Task
Pull every line containing "title" out of the listing below.
################
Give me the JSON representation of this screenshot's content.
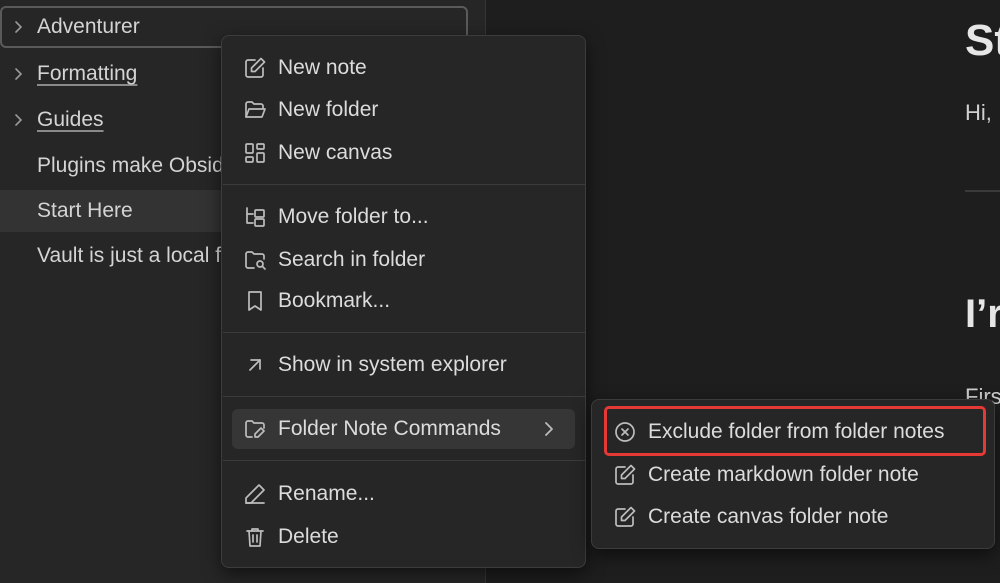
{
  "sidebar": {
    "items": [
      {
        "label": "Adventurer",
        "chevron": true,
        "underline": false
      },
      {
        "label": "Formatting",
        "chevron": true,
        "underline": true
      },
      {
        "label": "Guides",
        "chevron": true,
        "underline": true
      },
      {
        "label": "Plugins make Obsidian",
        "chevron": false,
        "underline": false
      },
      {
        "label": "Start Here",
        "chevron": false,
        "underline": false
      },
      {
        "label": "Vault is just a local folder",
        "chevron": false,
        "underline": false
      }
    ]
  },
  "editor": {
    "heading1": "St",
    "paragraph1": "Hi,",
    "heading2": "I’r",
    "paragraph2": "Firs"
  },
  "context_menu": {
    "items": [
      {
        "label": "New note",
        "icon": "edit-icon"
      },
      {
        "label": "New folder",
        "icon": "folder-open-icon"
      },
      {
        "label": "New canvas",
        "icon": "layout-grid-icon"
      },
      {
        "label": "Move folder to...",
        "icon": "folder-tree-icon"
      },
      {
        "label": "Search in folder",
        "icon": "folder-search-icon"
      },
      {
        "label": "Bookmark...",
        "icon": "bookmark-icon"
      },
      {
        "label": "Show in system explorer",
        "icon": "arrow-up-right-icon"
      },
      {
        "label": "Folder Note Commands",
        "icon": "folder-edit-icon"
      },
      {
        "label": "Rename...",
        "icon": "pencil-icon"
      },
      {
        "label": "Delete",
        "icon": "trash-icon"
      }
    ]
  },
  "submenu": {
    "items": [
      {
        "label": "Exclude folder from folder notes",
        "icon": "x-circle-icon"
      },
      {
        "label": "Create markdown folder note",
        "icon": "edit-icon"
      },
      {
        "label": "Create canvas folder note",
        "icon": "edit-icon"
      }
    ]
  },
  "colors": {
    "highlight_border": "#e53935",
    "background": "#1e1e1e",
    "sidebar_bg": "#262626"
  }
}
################
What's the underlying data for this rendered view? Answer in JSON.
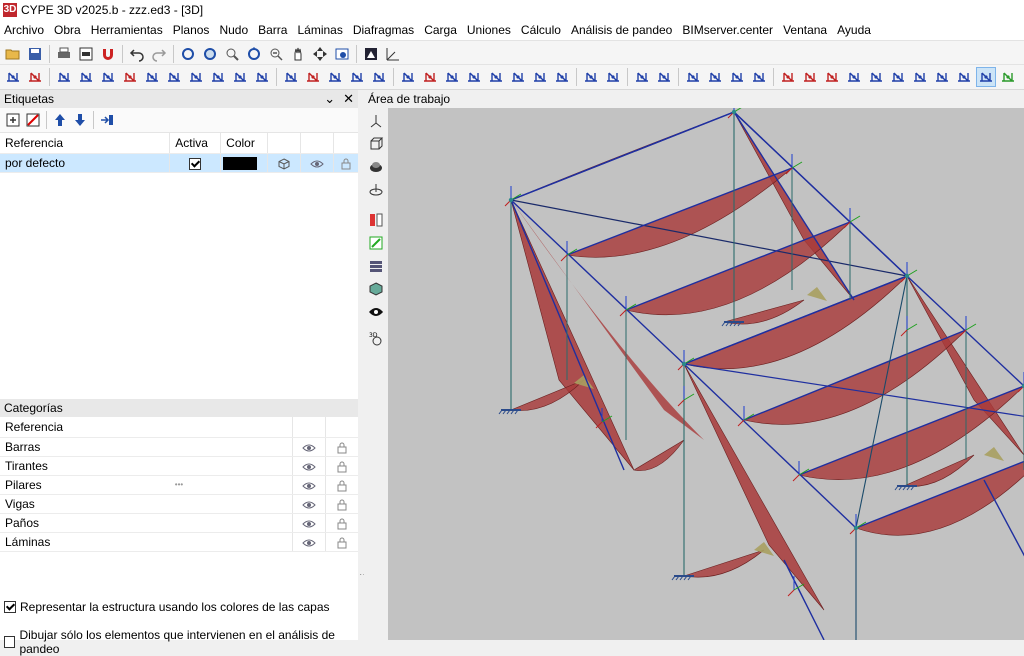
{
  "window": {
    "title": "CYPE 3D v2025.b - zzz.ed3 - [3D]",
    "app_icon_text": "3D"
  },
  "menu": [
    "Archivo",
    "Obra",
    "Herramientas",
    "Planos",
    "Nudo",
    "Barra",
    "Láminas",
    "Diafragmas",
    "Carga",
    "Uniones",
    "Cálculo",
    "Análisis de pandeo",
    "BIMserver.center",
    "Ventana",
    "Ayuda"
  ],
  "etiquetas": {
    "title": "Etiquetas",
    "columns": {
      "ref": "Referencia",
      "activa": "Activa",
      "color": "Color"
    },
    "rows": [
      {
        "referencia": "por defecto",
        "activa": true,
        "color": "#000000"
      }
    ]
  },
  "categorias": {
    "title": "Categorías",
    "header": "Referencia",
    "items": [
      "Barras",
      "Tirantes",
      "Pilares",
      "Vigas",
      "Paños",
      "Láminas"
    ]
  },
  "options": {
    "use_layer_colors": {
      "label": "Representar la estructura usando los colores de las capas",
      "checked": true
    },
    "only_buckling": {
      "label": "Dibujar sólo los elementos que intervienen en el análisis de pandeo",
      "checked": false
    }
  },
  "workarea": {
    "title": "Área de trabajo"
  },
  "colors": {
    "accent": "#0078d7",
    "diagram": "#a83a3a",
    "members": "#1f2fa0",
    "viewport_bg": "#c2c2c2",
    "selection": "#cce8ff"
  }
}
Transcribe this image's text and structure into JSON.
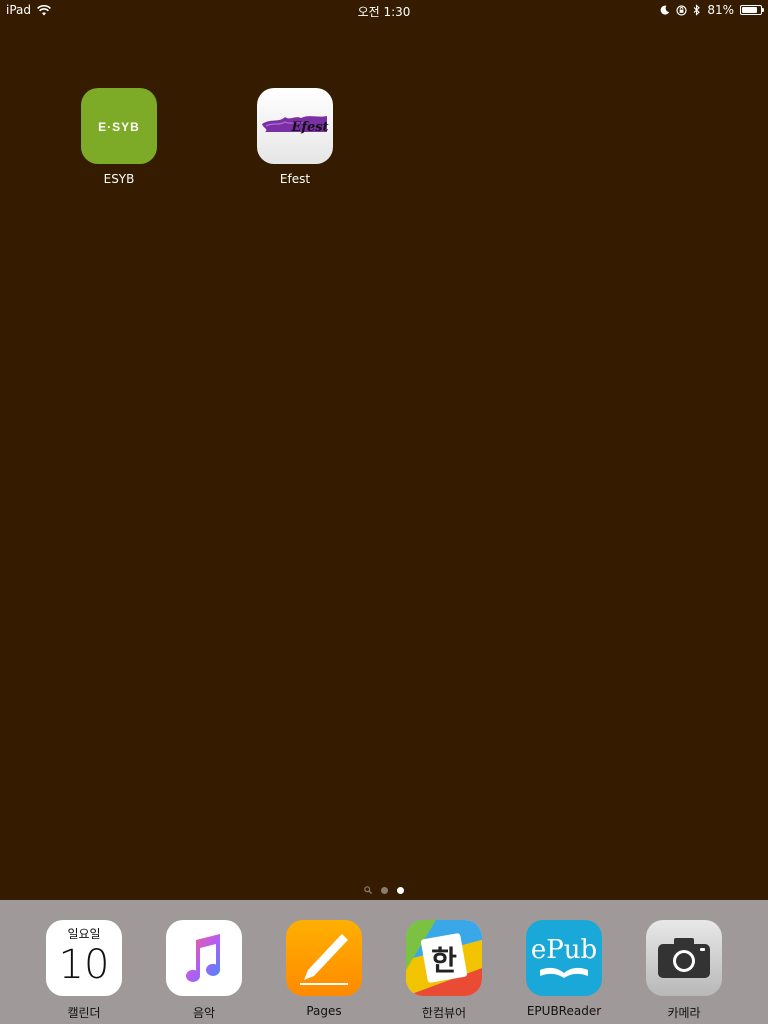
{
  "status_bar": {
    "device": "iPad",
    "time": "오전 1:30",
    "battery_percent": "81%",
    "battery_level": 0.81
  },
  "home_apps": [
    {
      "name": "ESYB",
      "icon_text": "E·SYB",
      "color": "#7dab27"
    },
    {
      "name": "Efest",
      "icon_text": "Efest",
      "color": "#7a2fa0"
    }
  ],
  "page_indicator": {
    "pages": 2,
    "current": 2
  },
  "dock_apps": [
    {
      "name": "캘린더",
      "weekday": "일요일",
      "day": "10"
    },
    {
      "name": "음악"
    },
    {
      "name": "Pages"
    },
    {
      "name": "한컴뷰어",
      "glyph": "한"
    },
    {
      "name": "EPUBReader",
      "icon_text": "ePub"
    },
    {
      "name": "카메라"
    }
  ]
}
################
Task answer
    "title": "CYPE 3D v2025.b - zzz.ed3 - [3D]",
    "title": "Etiquetas",
    "title": "Categorías",
    "title": "Área de trabajo"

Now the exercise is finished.